In perinatal testing programs, molecular typing can determine the Rh type of the mother, father, and fetus and may be done if the mother has anti-D or another antibody known to cause HDFN.
If available, DNA methods are typically used in these circumstances:
- For women who type as weak D in serologic tests, to determine the Rh genotype of the mother to identify if she is partial D or weak D;
- For women who have made anti-D, to determine the Rh genotype of the father to see if fetal monitoring is needed;
- For women who have made anti-D, to determine the Rh type of the fetus if the father is heterozygous for RhD or unavailable for testing. Fetal blood typing can be done using fetal DNA from cells obtained by amniocentesis or by testing cell-free, fetal-derived DNA present in maternal plasma at 5 weeks gestation and later.
Like all diagnostic methods, DNA typing has limitations and is not 100% sensitive and specific. For example:
- The blood group's molecular basis may be unknown;
- Not all alleles in ethnic populations are known;
- Rare mutations in the RHD and other genes may not be detected;
- Silencing changes (switching off of a gene) may affect antigen expression;

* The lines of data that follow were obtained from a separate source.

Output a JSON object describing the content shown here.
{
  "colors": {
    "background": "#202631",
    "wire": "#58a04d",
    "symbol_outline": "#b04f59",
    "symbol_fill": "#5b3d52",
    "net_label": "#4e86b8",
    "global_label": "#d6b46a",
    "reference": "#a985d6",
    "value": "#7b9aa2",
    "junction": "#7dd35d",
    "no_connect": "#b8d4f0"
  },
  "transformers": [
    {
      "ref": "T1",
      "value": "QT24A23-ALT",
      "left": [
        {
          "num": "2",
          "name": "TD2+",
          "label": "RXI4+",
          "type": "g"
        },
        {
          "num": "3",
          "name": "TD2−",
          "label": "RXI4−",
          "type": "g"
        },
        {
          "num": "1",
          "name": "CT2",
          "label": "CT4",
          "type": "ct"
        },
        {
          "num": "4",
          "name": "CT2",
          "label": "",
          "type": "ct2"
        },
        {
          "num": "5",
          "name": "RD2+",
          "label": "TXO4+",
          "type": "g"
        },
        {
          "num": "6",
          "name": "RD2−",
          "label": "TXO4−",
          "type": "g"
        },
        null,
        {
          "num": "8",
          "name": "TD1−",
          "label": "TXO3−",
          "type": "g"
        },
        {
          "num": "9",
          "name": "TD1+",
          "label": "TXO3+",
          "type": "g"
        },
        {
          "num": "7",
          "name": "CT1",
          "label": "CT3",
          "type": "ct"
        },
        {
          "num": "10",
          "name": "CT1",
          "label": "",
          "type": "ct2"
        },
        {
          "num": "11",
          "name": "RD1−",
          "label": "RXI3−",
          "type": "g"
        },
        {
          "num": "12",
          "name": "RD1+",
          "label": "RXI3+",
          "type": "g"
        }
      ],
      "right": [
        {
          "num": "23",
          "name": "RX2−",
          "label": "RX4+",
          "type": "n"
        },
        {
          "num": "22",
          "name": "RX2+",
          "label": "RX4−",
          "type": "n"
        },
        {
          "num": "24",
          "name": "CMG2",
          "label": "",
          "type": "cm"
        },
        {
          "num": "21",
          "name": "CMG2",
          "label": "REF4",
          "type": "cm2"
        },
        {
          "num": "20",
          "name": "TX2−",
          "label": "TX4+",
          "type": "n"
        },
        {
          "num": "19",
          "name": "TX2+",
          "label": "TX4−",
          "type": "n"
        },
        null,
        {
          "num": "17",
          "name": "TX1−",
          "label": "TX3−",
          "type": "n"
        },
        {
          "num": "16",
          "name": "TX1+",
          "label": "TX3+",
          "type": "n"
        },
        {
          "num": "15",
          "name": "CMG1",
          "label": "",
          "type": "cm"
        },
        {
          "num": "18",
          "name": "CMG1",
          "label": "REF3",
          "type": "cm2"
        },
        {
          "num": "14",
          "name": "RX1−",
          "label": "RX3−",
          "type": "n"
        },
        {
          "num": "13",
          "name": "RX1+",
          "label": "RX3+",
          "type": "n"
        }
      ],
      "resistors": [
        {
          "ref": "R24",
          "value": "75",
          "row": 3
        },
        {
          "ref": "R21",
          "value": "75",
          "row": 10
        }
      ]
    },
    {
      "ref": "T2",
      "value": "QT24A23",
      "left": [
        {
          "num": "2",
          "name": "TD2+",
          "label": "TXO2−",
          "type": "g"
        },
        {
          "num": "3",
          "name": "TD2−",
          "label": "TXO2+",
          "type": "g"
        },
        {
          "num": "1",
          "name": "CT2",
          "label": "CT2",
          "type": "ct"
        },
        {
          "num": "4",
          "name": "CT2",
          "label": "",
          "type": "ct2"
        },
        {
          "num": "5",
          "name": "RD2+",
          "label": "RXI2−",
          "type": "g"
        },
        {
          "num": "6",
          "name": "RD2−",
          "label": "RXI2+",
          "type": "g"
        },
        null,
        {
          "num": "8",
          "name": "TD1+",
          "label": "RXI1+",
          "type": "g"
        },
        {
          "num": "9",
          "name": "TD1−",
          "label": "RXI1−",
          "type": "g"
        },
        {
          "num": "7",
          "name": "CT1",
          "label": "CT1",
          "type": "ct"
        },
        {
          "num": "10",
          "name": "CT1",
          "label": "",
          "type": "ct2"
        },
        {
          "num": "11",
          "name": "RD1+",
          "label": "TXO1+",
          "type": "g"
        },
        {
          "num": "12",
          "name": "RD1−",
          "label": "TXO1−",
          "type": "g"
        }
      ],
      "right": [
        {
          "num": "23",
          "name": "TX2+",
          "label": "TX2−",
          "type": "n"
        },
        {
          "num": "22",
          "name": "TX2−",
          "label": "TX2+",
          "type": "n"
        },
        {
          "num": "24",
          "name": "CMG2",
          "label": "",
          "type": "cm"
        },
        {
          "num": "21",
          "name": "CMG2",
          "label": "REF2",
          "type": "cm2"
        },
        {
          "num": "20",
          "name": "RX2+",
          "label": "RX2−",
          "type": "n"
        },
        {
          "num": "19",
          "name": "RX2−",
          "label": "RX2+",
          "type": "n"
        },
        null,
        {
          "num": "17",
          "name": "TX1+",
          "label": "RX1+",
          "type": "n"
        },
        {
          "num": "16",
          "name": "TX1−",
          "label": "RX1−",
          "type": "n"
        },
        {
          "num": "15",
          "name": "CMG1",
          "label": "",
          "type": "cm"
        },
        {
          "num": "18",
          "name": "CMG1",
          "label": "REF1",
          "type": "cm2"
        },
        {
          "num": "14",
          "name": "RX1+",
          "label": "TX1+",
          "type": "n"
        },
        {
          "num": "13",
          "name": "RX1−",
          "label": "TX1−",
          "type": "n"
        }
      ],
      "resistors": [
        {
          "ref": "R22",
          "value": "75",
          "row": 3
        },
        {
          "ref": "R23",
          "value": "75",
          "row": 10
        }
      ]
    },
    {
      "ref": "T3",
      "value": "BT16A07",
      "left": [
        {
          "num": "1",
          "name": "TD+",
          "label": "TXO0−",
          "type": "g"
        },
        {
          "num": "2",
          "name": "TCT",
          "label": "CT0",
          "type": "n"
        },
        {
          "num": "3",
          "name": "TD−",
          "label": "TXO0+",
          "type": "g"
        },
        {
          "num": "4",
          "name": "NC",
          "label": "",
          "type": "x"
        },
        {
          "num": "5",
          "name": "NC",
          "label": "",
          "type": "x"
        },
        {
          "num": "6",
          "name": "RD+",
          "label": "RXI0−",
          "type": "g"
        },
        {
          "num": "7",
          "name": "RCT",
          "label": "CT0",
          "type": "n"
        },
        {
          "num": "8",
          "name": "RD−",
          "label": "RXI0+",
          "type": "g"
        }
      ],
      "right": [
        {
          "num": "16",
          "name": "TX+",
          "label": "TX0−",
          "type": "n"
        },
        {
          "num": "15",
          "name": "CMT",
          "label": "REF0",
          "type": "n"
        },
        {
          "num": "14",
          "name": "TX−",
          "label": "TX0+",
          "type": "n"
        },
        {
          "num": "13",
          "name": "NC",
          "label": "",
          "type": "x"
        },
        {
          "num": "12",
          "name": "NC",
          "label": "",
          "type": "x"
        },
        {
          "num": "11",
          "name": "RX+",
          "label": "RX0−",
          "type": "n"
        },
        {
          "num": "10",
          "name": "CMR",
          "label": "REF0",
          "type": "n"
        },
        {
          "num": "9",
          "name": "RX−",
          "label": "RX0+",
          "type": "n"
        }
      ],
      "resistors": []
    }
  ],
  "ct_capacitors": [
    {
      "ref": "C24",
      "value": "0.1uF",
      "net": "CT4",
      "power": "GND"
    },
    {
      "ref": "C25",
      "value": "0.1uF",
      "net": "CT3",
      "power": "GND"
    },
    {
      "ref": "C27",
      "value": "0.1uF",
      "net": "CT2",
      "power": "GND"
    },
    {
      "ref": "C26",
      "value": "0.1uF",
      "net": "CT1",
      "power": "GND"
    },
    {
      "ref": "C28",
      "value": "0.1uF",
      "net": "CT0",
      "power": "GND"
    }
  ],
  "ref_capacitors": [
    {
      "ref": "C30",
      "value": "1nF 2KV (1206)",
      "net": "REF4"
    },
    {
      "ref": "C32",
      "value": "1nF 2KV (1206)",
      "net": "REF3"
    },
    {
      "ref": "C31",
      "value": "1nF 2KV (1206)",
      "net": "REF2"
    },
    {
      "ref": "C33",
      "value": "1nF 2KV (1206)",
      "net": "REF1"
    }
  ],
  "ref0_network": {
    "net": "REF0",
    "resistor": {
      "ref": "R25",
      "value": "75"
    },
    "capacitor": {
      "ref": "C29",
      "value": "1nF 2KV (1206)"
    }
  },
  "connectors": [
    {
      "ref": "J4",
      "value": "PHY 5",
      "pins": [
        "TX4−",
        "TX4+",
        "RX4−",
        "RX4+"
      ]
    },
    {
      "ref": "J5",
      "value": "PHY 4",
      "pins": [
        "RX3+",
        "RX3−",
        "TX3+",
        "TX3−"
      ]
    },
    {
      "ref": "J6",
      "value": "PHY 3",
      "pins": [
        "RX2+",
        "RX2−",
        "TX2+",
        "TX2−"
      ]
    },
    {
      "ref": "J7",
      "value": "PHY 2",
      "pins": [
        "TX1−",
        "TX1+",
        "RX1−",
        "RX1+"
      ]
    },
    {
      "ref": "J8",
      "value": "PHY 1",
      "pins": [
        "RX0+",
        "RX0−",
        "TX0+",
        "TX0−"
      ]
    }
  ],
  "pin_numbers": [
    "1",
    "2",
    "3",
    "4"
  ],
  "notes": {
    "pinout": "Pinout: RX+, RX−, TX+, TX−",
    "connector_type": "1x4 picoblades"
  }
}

- Fetal typing using amniotic fluid may give false-negative results because of maternal cell contamination.